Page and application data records

= = = = =

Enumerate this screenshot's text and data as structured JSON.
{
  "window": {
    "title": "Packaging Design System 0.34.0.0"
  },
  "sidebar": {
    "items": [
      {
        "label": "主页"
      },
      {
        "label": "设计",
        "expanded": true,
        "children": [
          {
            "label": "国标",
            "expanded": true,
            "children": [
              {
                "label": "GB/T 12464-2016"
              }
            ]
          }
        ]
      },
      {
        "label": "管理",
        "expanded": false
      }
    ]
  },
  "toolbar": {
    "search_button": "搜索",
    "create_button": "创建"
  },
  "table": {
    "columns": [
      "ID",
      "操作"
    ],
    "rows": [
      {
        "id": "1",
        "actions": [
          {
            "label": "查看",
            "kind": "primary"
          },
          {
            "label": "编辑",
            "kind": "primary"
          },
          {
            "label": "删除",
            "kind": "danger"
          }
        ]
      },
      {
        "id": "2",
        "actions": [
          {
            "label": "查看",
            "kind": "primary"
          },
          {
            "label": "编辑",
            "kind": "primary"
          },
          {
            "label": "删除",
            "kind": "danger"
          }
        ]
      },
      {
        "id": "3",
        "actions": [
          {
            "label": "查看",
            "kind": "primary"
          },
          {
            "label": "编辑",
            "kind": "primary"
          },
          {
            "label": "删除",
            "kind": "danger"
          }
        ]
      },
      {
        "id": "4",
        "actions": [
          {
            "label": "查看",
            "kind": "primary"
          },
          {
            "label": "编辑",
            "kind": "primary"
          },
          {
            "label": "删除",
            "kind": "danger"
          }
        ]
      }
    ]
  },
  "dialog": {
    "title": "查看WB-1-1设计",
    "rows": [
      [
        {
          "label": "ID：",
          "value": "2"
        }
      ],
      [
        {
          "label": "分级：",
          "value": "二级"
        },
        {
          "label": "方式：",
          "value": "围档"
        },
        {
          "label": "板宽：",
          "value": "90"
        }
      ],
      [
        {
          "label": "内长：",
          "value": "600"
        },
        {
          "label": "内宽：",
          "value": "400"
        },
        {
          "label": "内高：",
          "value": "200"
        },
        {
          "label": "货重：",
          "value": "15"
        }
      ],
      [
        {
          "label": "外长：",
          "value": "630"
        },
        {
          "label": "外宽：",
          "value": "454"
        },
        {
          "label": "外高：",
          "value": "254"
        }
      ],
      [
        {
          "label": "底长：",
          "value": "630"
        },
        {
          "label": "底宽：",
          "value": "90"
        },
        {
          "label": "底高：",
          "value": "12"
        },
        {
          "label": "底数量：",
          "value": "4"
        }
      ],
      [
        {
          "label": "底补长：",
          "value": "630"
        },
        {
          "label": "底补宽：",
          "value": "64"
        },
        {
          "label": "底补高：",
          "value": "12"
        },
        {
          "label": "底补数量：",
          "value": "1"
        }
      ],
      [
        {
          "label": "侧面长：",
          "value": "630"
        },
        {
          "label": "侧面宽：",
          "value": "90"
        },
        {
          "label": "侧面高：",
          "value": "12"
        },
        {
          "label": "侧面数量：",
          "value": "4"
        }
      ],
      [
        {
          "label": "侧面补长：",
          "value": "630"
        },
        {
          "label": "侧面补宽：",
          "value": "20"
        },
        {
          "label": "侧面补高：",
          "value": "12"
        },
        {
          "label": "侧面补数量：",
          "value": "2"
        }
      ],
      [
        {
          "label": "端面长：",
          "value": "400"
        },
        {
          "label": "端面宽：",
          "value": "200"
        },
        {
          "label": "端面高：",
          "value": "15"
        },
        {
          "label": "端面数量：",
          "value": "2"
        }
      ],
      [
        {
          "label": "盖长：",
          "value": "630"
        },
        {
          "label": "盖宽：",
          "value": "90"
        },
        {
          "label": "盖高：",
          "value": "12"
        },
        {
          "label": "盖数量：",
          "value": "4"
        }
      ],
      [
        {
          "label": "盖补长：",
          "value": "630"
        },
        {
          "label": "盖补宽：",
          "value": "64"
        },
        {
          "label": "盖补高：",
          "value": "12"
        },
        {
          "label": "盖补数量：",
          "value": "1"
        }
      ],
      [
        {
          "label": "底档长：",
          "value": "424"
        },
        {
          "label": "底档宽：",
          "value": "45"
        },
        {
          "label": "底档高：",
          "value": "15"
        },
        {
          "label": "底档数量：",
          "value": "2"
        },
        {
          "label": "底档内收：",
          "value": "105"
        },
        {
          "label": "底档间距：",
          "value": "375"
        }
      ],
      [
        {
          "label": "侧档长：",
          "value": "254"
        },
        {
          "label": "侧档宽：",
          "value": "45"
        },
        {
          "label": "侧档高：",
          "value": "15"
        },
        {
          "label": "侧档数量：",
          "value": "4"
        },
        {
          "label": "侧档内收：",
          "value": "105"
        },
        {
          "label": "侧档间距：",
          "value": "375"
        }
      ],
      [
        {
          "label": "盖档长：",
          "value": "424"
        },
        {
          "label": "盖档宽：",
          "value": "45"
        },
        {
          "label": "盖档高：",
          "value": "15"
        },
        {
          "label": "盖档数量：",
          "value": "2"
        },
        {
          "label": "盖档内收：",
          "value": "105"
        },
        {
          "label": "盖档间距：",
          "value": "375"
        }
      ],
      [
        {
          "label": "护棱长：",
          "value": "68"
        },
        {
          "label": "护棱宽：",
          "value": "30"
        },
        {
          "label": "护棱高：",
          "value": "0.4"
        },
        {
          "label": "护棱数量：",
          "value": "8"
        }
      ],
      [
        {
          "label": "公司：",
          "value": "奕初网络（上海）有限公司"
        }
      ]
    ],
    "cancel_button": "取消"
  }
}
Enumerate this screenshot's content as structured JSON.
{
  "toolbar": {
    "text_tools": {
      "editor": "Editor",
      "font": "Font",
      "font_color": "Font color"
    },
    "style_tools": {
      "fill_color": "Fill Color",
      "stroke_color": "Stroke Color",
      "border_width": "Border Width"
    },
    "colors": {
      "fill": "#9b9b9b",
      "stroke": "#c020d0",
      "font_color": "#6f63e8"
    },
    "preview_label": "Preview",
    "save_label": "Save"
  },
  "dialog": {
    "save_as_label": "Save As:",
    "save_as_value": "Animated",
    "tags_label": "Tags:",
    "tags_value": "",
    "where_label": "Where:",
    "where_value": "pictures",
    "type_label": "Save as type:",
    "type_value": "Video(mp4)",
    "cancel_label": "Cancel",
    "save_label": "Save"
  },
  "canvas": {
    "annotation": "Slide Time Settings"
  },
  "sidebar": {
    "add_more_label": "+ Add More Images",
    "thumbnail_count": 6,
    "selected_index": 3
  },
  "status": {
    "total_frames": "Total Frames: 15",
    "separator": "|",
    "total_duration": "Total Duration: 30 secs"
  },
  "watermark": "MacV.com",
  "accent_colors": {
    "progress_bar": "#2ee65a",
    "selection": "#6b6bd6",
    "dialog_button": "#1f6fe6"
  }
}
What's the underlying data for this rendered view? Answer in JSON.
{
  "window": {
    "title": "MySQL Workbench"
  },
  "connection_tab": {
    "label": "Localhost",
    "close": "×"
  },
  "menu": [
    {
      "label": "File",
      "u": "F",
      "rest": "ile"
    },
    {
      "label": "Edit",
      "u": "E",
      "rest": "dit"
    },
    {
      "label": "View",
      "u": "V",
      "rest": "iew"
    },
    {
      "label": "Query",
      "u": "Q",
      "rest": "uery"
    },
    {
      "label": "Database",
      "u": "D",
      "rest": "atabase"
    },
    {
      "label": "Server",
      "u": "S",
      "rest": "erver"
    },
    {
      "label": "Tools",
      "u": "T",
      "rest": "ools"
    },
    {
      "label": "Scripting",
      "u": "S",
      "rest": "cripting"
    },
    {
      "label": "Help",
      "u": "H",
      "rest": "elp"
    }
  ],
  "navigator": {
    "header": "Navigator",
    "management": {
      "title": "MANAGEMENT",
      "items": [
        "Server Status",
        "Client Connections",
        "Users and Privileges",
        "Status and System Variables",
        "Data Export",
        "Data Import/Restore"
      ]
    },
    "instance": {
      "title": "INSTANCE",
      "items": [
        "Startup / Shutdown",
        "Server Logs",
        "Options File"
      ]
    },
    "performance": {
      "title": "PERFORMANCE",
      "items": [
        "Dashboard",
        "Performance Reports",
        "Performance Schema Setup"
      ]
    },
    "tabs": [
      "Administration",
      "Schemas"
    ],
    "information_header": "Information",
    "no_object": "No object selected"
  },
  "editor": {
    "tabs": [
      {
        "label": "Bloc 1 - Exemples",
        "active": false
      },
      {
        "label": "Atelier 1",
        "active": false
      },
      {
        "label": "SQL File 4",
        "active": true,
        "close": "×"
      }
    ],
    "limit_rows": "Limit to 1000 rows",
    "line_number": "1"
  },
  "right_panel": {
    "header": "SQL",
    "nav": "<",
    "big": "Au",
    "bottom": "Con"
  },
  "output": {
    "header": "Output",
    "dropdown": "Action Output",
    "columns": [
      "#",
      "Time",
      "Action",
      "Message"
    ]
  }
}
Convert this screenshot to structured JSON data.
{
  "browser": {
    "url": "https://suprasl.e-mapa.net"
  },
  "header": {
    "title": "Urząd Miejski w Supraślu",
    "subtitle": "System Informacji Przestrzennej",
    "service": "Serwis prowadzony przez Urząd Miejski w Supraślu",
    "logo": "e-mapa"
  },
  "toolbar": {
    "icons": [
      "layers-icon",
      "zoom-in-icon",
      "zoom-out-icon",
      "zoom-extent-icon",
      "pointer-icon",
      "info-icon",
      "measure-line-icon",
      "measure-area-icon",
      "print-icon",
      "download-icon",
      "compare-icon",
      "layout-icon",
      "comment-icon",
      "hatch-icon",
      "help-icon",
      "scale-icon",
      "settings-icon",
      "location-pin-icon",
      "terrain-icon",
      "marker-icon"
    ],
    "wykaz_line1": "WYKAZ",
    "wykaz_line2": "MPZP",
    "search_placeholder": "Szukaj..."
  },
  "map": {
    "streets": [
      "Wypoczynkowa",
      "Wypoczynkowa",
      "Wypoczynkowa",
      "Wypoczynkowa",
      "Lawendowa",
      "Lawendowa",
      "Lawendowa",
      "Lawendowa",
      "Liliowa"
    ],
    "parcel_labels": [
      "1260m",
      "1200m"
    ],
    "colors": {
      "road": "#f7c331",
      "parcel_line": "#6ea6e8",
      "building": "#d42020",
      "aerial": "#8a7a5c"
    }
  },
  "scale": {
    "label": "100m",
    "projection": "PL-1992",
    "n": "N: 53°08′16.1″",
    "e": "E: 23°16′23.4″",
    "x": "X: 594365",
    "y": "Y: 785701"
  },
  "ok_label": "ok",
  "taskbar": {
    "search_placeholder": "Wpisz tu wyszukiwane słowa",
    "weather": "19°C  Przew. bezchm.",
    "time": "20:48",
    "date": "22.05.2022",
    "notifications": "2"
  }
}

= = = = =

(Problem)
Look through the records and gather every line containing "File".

(Result for this exercise)
      "label": "File",
        "Options File"
        "label": "SQL File 4",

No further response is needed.